## REQUIREMENT
Each of the records below must be reproduced exactly.

## EXERCISE DATA

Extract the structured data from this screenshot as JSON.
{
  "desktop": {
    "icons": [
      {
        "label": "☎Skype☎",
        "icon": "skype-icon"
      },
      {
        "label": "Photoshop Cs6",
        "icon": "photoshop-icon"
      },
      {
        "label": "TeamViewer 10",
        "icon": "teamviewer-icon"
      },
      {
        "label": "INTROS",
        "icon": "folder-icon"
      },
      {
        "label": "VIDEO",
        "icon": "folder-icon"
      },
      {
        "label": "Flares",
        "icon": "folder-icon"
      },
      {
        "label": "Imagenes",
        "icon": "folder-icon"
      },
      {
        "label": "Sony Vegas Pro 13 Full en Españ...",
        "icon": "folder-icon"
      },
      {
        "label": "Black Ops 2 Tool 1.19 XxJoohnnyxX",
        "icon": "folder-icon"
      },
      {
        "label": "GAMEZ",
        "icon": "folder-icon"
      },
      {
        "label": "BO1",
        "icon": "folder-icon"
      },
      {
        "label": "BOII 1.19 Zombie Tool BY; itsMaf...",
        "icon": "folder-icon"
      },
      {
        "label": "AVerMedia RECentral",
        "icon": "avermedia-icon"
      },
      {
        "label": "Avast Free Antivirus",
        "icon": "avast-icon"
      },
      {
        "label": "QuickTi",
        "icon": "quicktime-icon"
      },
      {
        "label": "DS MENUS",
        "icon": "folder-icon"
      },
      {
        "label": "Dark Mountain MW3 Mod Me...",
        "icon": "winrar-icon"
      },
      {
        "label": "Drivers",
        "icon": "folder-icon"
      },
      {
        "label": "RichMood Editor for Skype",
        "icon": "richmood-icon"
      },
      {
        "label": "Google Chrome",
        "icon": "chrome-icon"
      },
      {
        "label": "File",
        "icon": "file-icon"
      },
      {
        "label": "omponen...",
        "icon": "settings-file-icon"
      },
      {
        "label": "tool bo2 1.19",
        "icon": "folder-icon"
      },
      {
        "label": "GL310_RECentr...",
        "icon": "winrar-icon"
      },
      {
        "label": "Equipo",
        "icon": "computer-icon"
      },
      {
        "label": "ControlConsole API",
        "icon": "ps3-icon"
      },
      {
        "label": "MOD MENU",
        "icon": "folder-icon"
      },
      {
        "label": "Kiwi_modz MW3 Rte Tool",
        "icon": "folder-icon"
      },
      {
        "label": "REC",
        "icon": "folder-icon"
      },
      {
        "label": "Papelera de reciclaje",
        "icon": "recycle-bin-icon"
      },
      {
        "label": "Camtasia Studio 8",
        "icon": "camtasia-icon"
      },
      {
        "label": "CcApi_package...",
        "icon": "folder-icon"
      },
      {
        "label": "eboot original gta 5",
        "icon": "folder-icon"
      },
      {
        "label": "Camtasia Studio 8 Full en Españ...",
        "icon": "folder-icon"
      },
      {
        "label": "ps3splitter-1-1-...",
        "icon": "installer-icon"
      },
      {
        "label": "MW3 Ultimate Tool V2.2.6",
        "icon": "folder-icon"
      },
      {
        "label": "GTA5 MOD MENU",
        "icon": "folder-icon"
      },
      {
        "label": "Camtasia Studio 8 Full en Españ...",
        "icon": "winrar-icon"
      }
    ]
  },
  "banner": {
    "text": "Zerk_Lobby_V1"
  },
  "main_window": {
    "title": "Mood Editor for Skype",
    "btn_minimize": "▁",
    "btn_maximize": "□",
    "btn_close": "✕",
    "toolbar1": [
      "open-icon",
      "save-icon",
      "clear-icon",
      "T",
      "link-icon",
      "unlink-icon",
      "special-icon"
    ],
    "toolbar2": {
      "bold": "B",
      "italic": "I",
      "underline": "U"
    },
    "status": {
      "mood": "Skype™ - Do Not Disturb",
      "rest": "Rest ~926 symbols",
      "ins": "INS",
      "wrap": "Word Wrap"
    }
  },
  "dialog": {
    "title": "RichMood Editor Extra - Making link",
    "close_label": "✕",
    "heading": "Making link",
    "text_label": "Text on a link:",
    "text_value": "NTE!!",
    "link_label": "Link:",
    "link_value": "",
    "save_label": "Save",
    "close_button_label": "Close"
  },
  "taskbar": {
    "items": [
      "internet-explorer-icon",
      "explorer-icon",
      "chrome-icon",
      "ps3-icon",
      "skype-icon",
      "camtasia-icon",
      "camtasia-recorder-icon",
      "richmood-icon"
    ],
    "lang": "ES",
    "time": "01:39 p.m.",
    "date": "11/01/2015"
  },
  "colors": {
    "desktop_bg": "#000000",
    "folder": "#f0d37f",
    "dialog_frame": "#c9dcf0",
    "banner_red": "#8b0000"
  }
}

## TASK SOLUTION
Extract the structured data from this screenshot as JSON.
{
  "desktop": {
    "icons": [
      {
        "label": "☎Skype☎",
        "icon": "skype-icon"
      },
      {
        "label": "Photoshop Cs6",
        "icon": "photoshop-icon"
      },
      {
        "label": "TeamViewer 10",
        "icon": "teamviewer-icon"
      },
      {
        "label": "INTROS",
        "icon": "folder-icon"
      },
      {
        "label": "VIDEO",
        "icon": "folder-icon"
      },
      {
        "label": "Flares",
        "icon": "folder-icon"
      },
      {
        "label": "Imagenes",
        "icon": "folder-icon"
      },
      {
        "label": "Sony Vegas Pro 13 Full en Españ...",
        "icon": "folder-icon"
      },
      {
        "label": "Black Ops 2 Tool 1.19 XxJoohnnyxX",
        "icon": "folder-icon"
      },
      {
        "label": "GAMEZ",
        "icon": "folder-icon"
      },
      {
        "label": "BO1",
        "icon": "folder-icon"
      },
      {
        "label": "BOII 1.19 Zombie Tool BY; itsMaf...",
        "icon": "folder-icon"
      },
      {
        "label": "AVerMedia RECentral",
        "icon": "avermedia-icon"
      },
      {
        "label": "Avast Free Antivirus",
        "icon": "avast-icon"
      },
      {
        "label": "QuickTi",
        "icon": "quicktime-icon"
      },
      {
        "label": "DS MENUS",
        "icon": "folder-icon"
      },
      {
        "label": "Dark Mountain MW3 Mod Me...",
        "icon": "winrar-icon"
      },
      {
        "label": "Drivers",
        "icon": "folder-icon"
      },
      {
        "label": "RichMood Editor for Skype",
        "icon": "richmood-icon"
      },
      {
        "label": "Google Chrome",
        "icon": "chrome-icon"
      },
      {
        "label": "File",
        "icon": "file-icon"
      },
      {
        "label": "omponen...",
        "icon": "settings-file-icon"
      },
      {
        "label": "tool bo2 1.19",
        "icon": "folder-icon"
      },
      {
        "label": "GL310_RECentr...",
        "icon": "winrar-icon"
      },
      {
        "label": "Equipo",
        "icon": "computer-icon"
      },
      {
        "label": "ControlConsole API",
        "icon": "ps3-icon"
      },
      {
        "label": "MOD MENU",
        "icon": "folder-icon"
      },
      {
        "label": "Kiwi_modz MW3 Rte Tool",
        "icon": "folder-icon"
      },
      {
        "label": "REC",
        "icon": "folder-icon"
      },
      {
        "label": "Papelera de reciclaje",
        "icon": "recycle-bin-icon"
      },
      {
        "label": "Camtasia Studio 8",
        "icon": "camtasia-icon"
      },
      {
        "label": "CcApi_package...",
        "icon": "folder-icon"
      },
      {
        "label": "eboot original gta 5",
        "icon": "folder-icon"
      },
      {
        "label": "Camtasia Studio 8 Full en Españ...",
        "icon": "folder-icon"
      },
      {
        "label": "ps3splitter-1-1-...",
        "icon": "installer-icon"
      },
      {
        "label": "MW3 Ultimate Tool V2.2.6",
        "icon": "folder-icon"
      },
      {
        "label": "GTA5 MOD MENU",
        "icon": "folder-icon"
      },
      {
        "label": "Camtasia Studio 8 Full en Españ...",
        "icon": "winrar-icon"
      }
    ]
  },
  "banner": {
    "text": "Zerk_Lobby_V1"
  },
  "main_window": {
    "title": "Mood Editor for Skype",
    "btn_minimize": "▁",
    "btn_maximize": "□",
    "btn_close": "✕",
    "toolbar1": [
      "open-icon",
      "save-icon",
      "clear-icon",
      "T",
      "link-icon",
      "unlink-icon",
      "special-icon"
    ],
    "toolbar2": {
      "bold": "B",
      "italic": "I",
      "underline": "U"
    },
    "status": {
      "mood": "Skype™ - Do Not Disturb",
      "rest": "Rest ~926 symbols",
      "ins": "INS",
      "wrap": "Word Wrap"
    }
  },
  "dialog": {
    "title": "RichMood Editor Extra - Making link",
    "close_label": "✕",
    "heading": "Making link",
    "text_label": "Text on a link:",
    "text_value": "NTE!!",
    "link_label": "Link:",
    "link_value": "",
    "save_label": "Save",
    "close_button_label": "Close"
  },
  "taskbar": {
    "items": [
      "internet-explorer-icon",
      "explorer-icon",
      "chrome-icon",
      "ps3-icon",
      "skype-icon",
      "camtasia-icon",
      "camtasia-recorder-icon",
      "richmood-icon"
    ],
    "lang": "ES",
    "time": "01:39 p.m.",
    "date": "11/01/2015"
  },
  "colors": {
    "desktop_bg": "#000000",
    "folder": "#f0d37f",
    "dialog_frame": "#c9dcf0",
    "banner_red": "#8b0000"
  }
}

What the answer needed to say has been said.